Updated 2012-01-06 13:09:15 by RLE

MS: This is a version of Recursive curves that avoids floating point operations:

  • as all segments drawn have one of two lengths, these lengths are precomputed, as well as the depth at which a segment is drawn. The depth is hence kept in an integer.
  • as all angles are multiples of $pi/4, the angle is kept by the integer number of $pi/4 rotations
  • the angle-dependent values are precomputed in a table, for the 8 possible values of ($angle%8)

Additional optimisations:

  • the second recursion is tail-optimised using while
  • avoiding variable accesses by reusing returns of set and incr
  • calling lappend with single element to append (bytecompiled)

This does not make for particularly readable code :(

Note that this is a great example of senseless overoptimisation - the extra optimisation is not relevant here; there is not much further improvement from the original version as the app is I/O bound (drawing on the canvas). Even without drawing, the speedup is only about 20%.

Also note that this implementation makes additional assumptions:

  • the initial angle is 0
  • (dragon only) the initial value of s is 1

 proc main {} {
    pack [canvas .c -width 240 -height 280]
    set ::points {150 190}
 # ETFS configurability: uncomment what you want
    set t [time {ccurve .c 120 0 2}]
    #set t [time {dragon .c 160 0 1 2.4}]
    wm title . "[expr {[lindex $t 0]/1000000.}] sec"
    bind . <Return> {exec wish $argv0 &; exit}

# This just sets up the parameters for
# table-based ops; we assume here that 
# the initial angle is 0.
 proc setParams {len angle minlen} {
     global parList
     set maxDepth [expr {(1+floor(2*log($len/$minlen)/log(2)))}]
     set minlen [expr {$len/pow(sqrt(2),$maxDepth)}]
     set minlen0 [expr {$minlen/sqrt(2)}]
     set parList {}
     lappend parList [list  0.0        $minlen ];# 0
     lappend parList [list  $minlen0   $minlen0];# 1
     lappend parList [list  $minlen    0.0     ];# 2
     lappend parList [list  $minlen0  -$minlen0];# 3
     lappend parList [list  0.0       -$minlen ];# 4
     lappend parList [list -$minlen0  -$minlen0];# 5
     lappend parList [list -$minlen    0.0     ];# 6
     lappend parList [list -$minlen0   $minlen0];# 7

     return [expr {int($maxDepth)}]

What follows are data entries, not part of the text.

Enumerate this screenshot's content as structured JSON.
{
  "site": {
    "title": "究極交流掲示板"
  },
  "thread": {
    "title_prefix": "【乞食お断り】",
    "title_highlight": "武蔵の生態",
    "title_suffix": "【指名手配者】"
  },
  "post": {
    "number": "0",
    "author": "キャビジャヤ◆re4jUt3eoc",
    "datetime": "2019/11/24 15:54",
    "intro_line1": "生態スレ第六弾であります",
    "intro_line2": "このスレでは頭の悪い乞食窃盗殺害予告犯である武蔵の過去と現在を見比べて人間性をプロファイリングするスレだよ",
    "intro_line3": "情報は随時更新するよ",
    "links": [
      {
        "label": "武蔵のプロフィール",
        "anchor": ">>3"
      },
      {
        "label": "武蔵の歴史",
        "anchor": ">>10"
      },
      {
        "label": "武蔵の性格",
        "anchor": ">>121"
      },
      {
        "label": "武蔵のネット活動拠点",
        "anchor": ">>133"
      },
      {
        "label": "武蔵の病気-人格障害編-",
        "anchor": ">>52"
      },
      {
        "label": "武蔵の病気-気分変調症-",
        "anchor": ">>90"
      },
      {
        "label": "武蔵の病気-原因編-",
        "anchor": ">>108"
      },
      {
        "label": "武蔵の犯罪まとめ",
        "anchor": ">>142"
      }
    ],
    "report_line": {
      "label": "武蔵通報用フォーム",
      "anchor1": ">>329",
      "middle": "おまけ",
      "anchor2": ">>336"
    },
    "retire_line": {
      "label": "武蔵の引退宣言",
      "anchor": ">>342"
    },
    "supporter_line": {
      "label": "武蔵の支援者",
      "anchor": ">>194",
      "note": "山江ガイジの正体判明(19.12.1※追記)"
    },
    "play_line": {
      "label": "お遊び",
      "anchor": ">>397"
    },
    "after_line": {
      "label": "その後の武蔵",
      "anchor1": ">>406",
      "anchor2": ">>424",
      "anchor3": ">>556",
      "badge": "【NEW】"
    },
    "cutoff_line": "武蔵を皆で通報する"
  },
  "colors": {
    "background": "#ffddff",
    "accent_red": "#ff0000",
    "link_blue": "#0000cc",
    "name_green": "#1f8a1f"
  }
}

# C curve drawer: assumes initial angle 0
 proc ccurve {w len angle minlen} {
     set maxDepth [setParams $len $angle $minlen]
     ccurveInt $w [incr maxDepth] $angle

 proc ccurveInt {w depth angle} {
    while {[incr depth -1]} {
        ccurveInt $w $depth [expr {[incr angle -1] + 2}] 
    plotline $w $angle

# Dragon curve drawer: assumes initial angle 0, initial s 1

 proc dragon {w len angle s minlen} {
     set maxDepth [setParams $len $angle $minlen]
     dragonInt $w [incr maxDepth] $angle $s

 proc dragonInt {w depth angle s} {
    while {[incr depth -1]} {
        if {$s == 1} {
            dragonInt $w $depth [expr {[incr angle -1] + 2}] 1
            set s -1
        } else {
            dragonInt $w $depth [expr {[incr angle  1] - 2}] 1
    plotline $w $angle

# Plot a line from last end point in specified direction and length

 proc plotline {w ang} {
     global ::points
     # Note that '$ang % 8' and '$ang & 7' give the same result
     foreach {xadd yadd} [lindex $::parList [expr {$ang & 7}]] {
         lappend points [expr {[lindex $points end-1]-$xadd}]
         lappend points [expr {[lindex $points end-1]-$yadd}]
     if {[llength $points]>200} {
         $w create line $points
         set points [lrange $points end-1 end]
# Let's go!